Special rapporteur Tomas Ojea Quintana issued a statement hours after three U.S. prisoners released by Pyongyang arrived back home.
He hoped that “important decision” would lead to Pyongyang addressing wider concerns over human rights and the humanitarian situation.
Ojea Quintana urged North Korea to release the six South Korean prisoners, who include three pastors.
“I remain concerned by reports that the foreign detainees have not received due legal process and may be held in inhumane conditions without consular access,” he said.
“Moreover, as peace talks progress, a comprehensive assessment of the overall penitentiary system in North Korea will become unavoidable.”
As international relations with isolated North Korea have thawed, Ojea Quintana has called for negotiations on its nuclear programme to be accompanied by talks to address alleged torture and political prisoner camps.

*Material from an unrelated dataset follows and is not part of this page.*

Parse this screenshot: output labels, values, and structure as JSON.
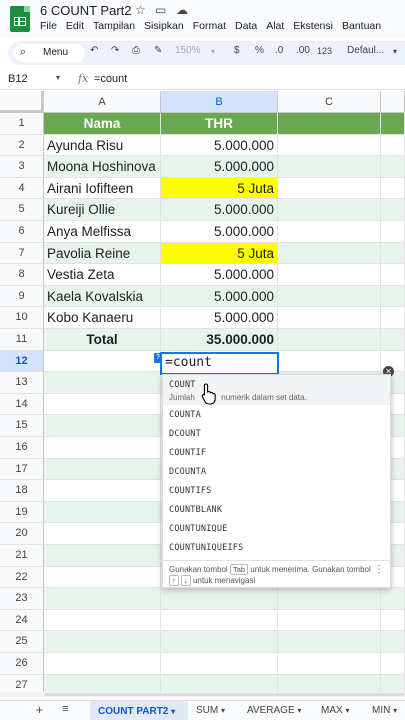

North Korea, which does not recognise his mandate from the U.N. Human Rights Council, denies accusations of widespread rights abuses against its people.
A 2014 report by a U.N. commission of inquiry catalogued massive violations including large prison camps, starvation and executions.
Reporting by Stephanie Nebehay; editing by John Stonestreet